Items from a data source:
********************
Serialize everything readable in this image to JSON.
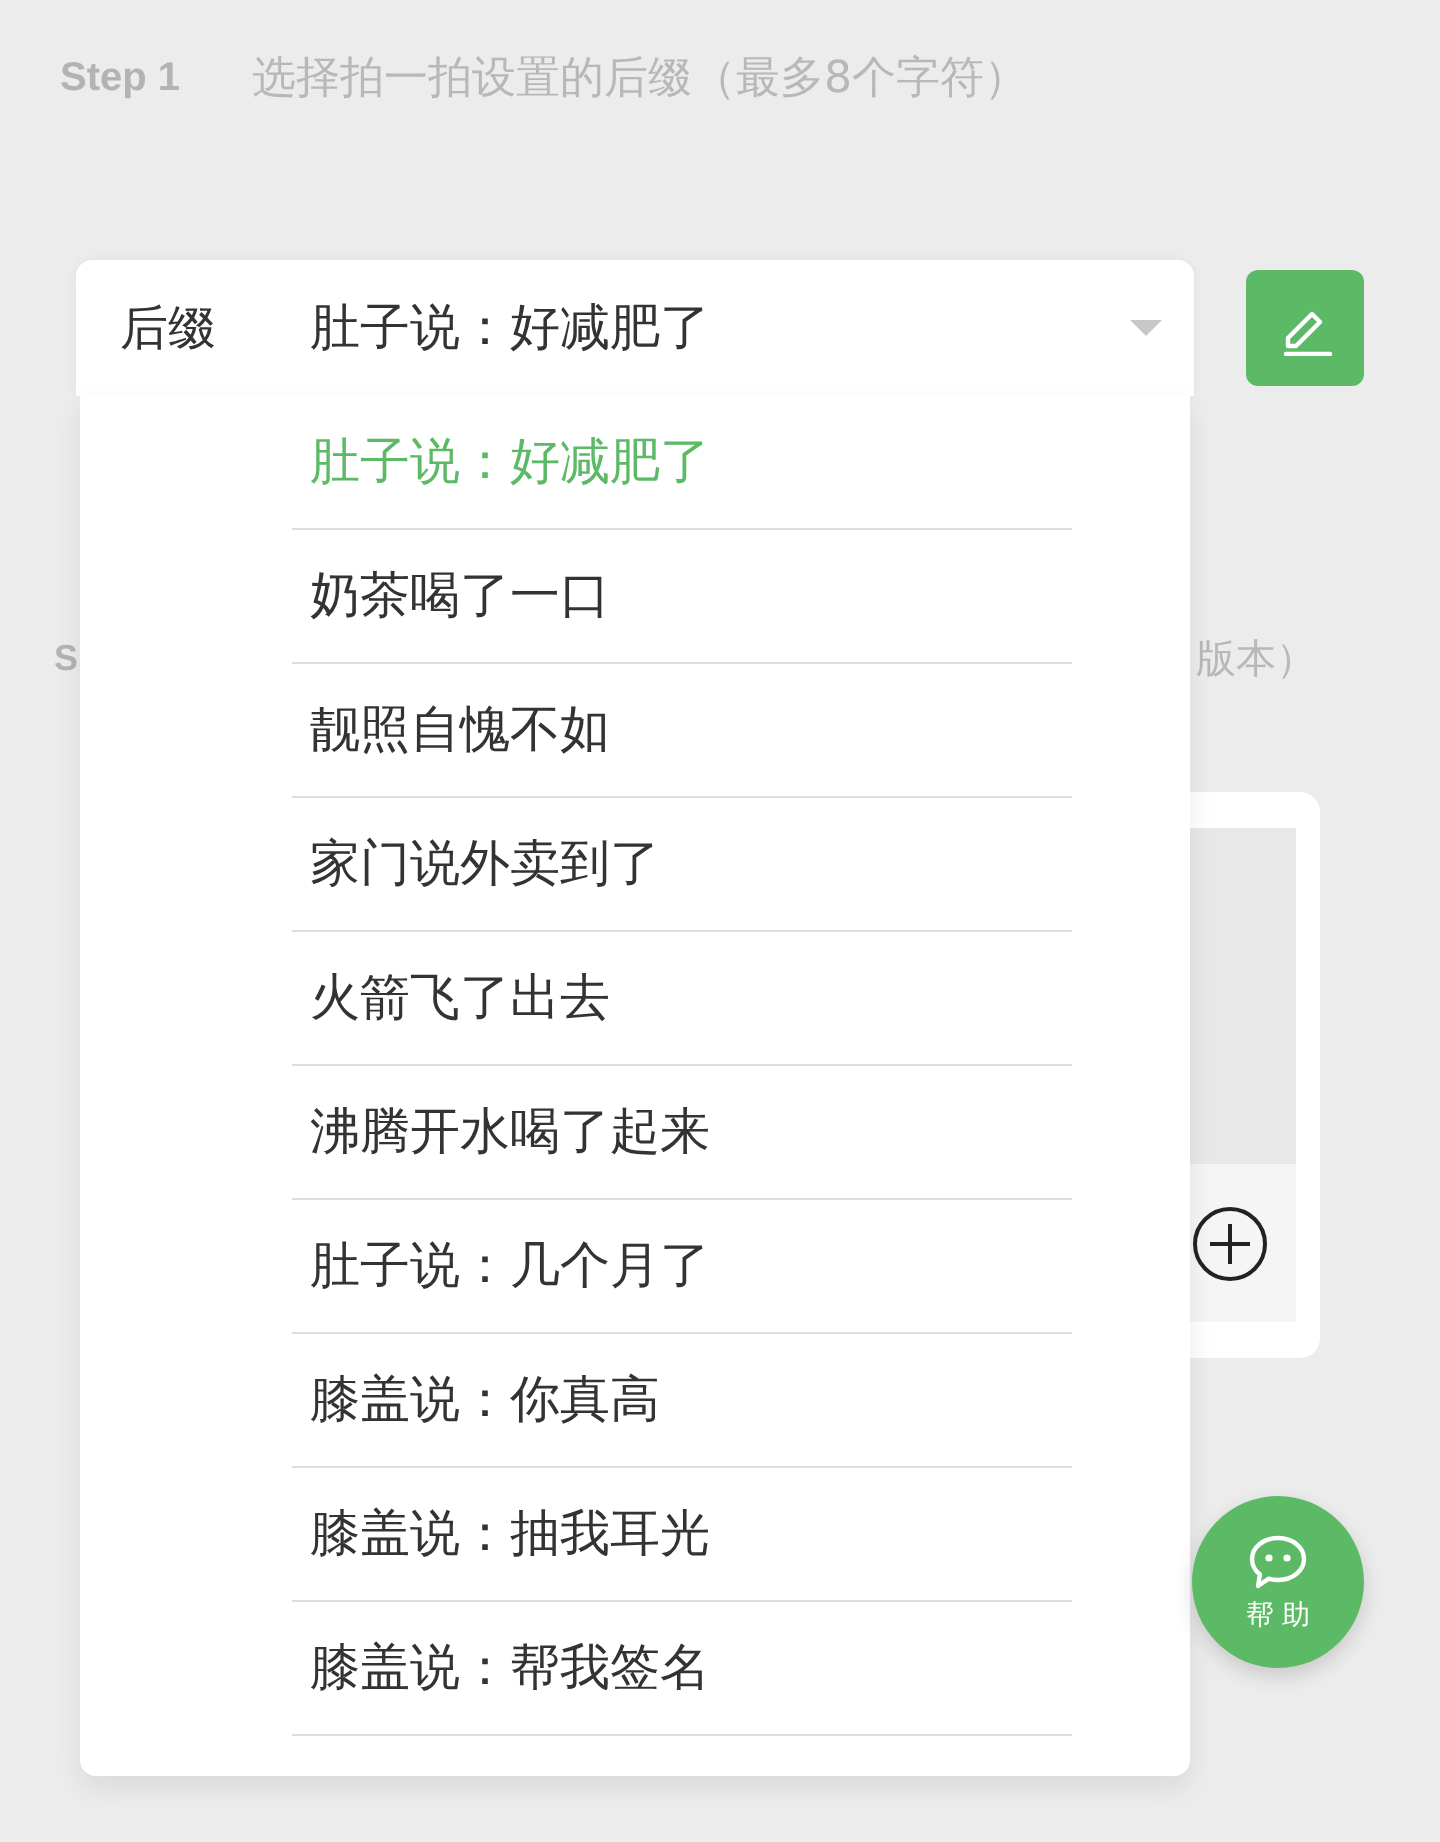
{
  "step1": {
    "label": "Step 1",
    "text": "选择拍一拍设置的后缀（最多8个字符）"
  },
  "suffix_select": {
    "label": "后缀",
    "value": "肚子说：好减肥了",
    "expanded": true
  },
  "step2": {
    "label": "S",
    "text": "版本）"
  },
  "dropdown_options": [
    {
      "text": "肚子说：好减肥了",
      "selected": true
    },
    {
      "text": "奶茶喝了一口",
      "selected": false
    },
    {
      "text": "靓照自愧不如",
      "selected": false
    },
    {
      "text": "家门说外卖到了",
      "selected": false
    },
    {
      "text": "火箭飞了出去",
      "selected": false
    },
    {
      "text": "沸腾开水喝了起来",
      "selected": false
    },
    {
      "text": "肚子说：几个月了",
      "selected": false
    },
    {
      "text": "膝盖说：你真高",
      "selected": false
    },
    {
      "text": "膝盖说：抽我耳光",
      "selected": false
    },
    {
      "text": "膝盖说：帮我签名",
      "selected": false
    }
  ],
  "help_button": {
    "label": "帮助"
  }
}
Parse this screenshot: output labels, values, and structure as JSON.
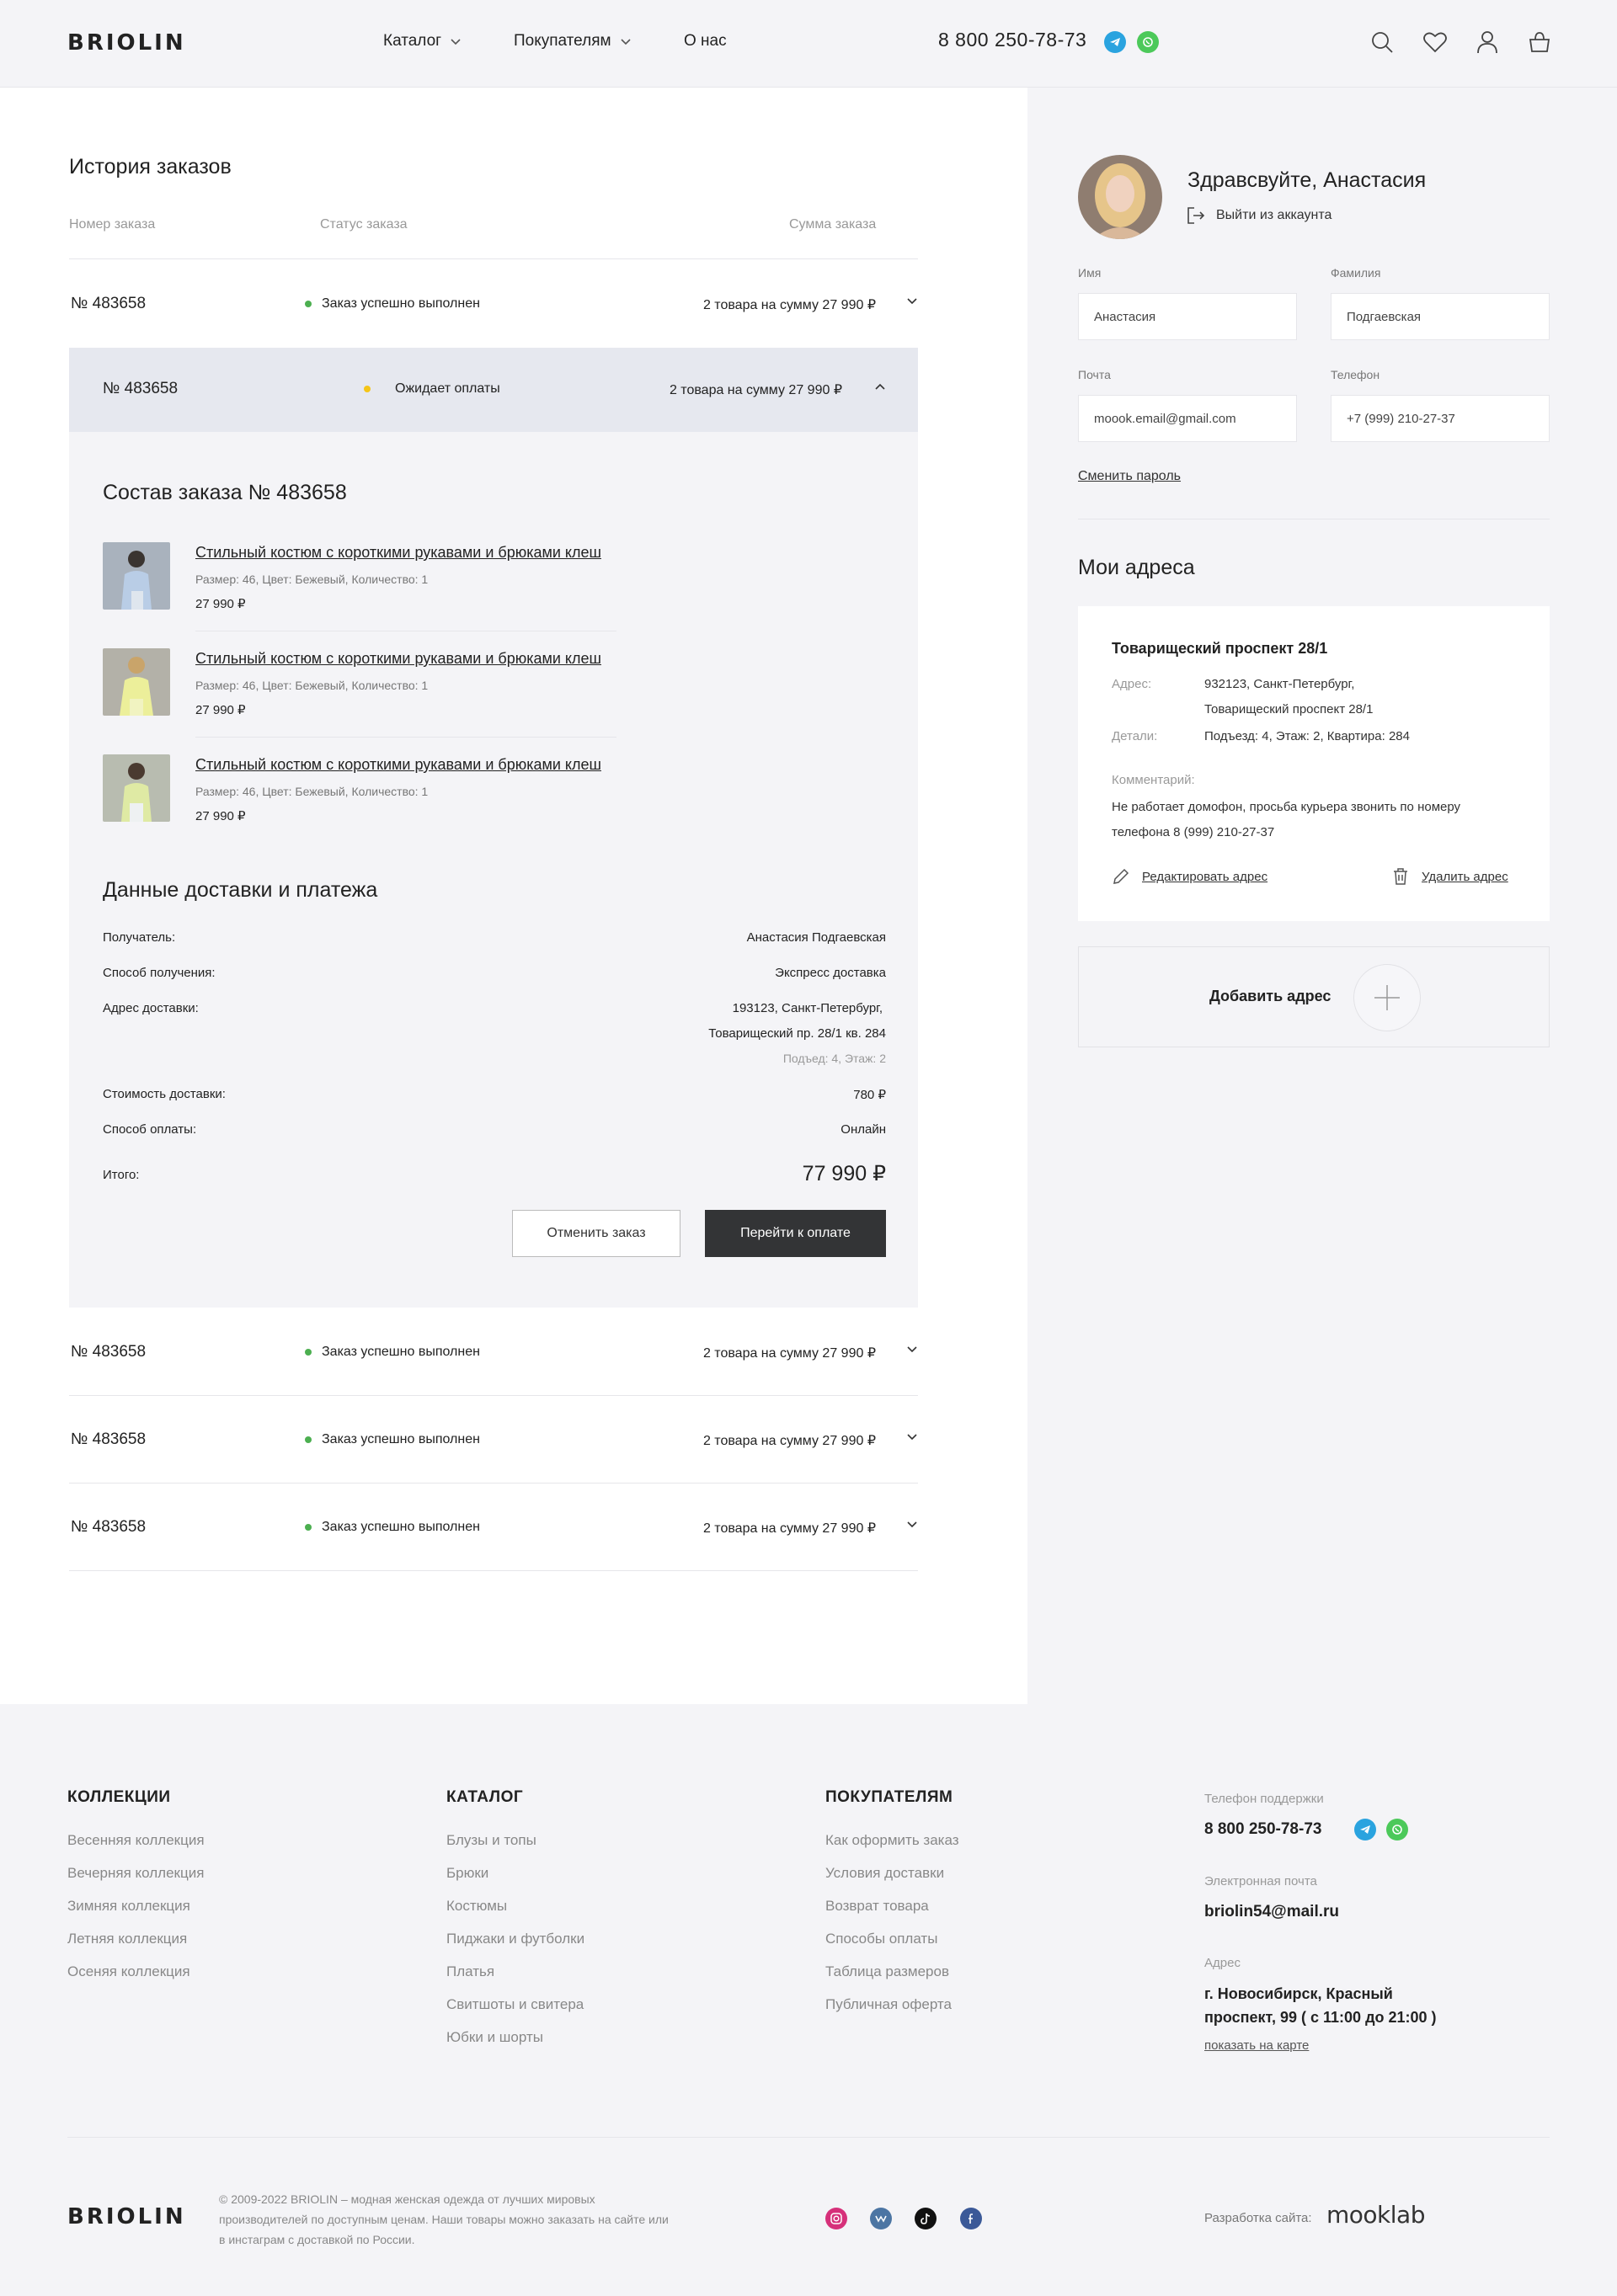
{
  "header": {
    "logo": "BRIOLIN",
    "nav": [
      "Каталог",
      "Покупателям",
      "О нас"
    ],
    "phone": "8 800 250-78-73"
  },
  "orders": {
    "title": "История заказов",
    "columns": [
      "Номер заказа",
      "Статус заказа",
      "Сумма заказа"
    ],
    "rows": [
      {
        "num": "№ 483658",
        "status": "Заказ успешно выполнен",
        "sum": "2 товара на сумму 27 990 ₽"
      },
      {
        "num": "№ 483658",
        "status": "Ожидает оплаты",
        "sum": "2 товара на сумму 27 990 ₽"
      },
      {
        "num": "№ 483658",
        "status": "Заказ успешно выполнен",
        "sum": "2 товара на сумму 27 990 ₽"
      },
      {
        "num": "№ 483658",
        "status": "Заказ успешно выполнен",
        "sum": "2 товара на сумму 27 990 ₽"
      },
      {
        "num": "№ 483658",
        "status": "Заказ успешно выполнен",
        "sum": "2 товара на сумму 27 990 ₽"
      }
    ],
    "status_colors": {
      "done": "#4caf50",
      "pending": "#f5c518"
    }
  },
  "composition": {
    "title": "Состав заказа № 483658",
    "products": [
      {
        "name": "Стильный костюм с короткими рукавами и брюками клеш",
        "meta": "Размер: 46,  Цвет: Бежевый,  Количество: 1",
        "price": "27 990 ₽"
      },
      {
        "name": "Стильный костюм с короткими рукавами и брюками клеш",
        "meta": "Размер: 46,  Цвет: Бежевый,  Количество: 1",
        "price": "27 990 ₽"
      },
      {
        "name": "Стильный костюм с короткими рукавами и брюками клеш",
        "meta": "Размер: 46,  Цвет: Бежевый,  Количество: 1",
        "price": "27 990 ₽"
      }
    ]
  },
  "delivery": {
    "title": "Данные доставки и платежа",
    "recipient_label": "Получатель:",
    "recipient": "Анастасия Подгаевская",
    "method_label": "Способ получения:",
    "method": "Экспресс доставка",
    "address_label": "Адрес доставки:",
    "address_line1": "193123, Санкт-Петербург,",
    "address_line2": "Товарищеский пр. 28/1 кв. 284",
    "address_line3": "Подъед: 4,  Этаж: 2",
    "cost_label": "Стоимость доставки:",
    "cost": "780 ₽",
    "payment_label": "Способ оплаты:",
    "payment": "Онлайн",
    "total_label": "Итого:",
    "total": "77 990 ₽",
    "cancel_button": "Отменить заказ",
    "pay_button": "Перейти к оплате"
  },
  "profile": {
    "greeting": "Здравсвуйте, Анастасия",
    "logout": "Выйти из аккаунта",
    "first_name_label": "Имя",
    "first_name": "Анастасия",
    "last_name_label": "Фамилия",
    "last_name": "Подгаевская",
    "email_label": "Почта",
    "email": "moook.email@gmail.com",
    "phone_label": "Телефон",
    "phone": "+7 (999) 210-27-37",
    "change_password": "Сменить пароль"
  },
  "addresses": {
    "title": "Мои адреса",
    "card_title": "Товарищеский проспект 28/1",
    "address_label": "Адрес:",
    "address_line1": "932123, Санкт-Петербург,",
    "address_line2": "Товарищеский проспект 28/1",
    "details_label": "Детали:",
    "details": "Подъезд: 4, Этаж: 2, Квартира: 284",
    "comment_label": "Комментарий:",
    "comment_line1": "Не работает домофон, просьба курьера звонить по номеру",
    "comment_line2": "телефона 8 (999) 210-27-37",
    "edit": "Редактировать адрес",
    "delete": "Удалить адрес",
    "add": "Добавить адрес"
  },
  "footer": {
    "col1_title": "КОЛЛЕКЦИИ",
    "col1": [
      "Весенняя коллекция",
      "Вечерняя коллекция",
      "Зимняя коллекция",
      "Летняя коллекция",
      "Осеняя коллекция"
    ],
    "col2_title": "КАТАЛОГ",
    "col2": [
      "Блузы и топы",
      "Брюки",
      "Костюмы",
      "Пиджаки и футболки",
      "Платья",
      "Свитшоты и свитера",
      "Юбки и шорты"
    ],
    "col3_title": "ПОКУПАТЕЛЯМ",
    "col3": [
      "Как оформить заказ",
      "Условия доставки",
      "Возврат товара",
      "Способы оплаты",
      "Таблица размеров",
      "Публичная оферта"
    ],
    "support_label": "Телефон поддержки",
    "support_phone": "8 800 250-78-73",
    "email_label": "Электронная почта",
    "email": "briolin54@mail.ru",
    "address_label": "Адрес",
    "address_line1": "г. Новосибирск, Красный",
    "address_line2": "проспект, 99 ( с 11:00 до 21:00 )",
    "map_link": "показать на карте",
    "logo": "BRIOLIN",
    "copyright_line1": "© 2009-2022 BRIOLIN – модная женская одежда от лучших мировых",
    "copyright_line2": "производителей по доступным ценам. Наши товары можно заказать на сайте или",
    "copyright_line3": "в инстаграм с доставкой по России.",
    "dev_label": "Разработка сайта:",
    "dev_brand": "mooklab"
  }
}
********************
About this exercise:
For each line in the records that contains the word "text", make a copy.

Written solution:
    "text": "选择拍一拍设置的后缀（最多8个字符）"
    "text": "版本）"
      "text": "肚子说：好减肥了",
      "text": "奶茶喝了一口",
      "text": "靓照自愧不如",
      "text": "家门说外卖到了",
      "text": "火箭飞了出去",
      "text": "沸腾开水喝了起来",
      "text": "肚子说：几个月了",
      "text": "膝盖说：你真高",
      "text": "膝盖说：抽我耳光",
      "text": "膝盖说：帮我签名",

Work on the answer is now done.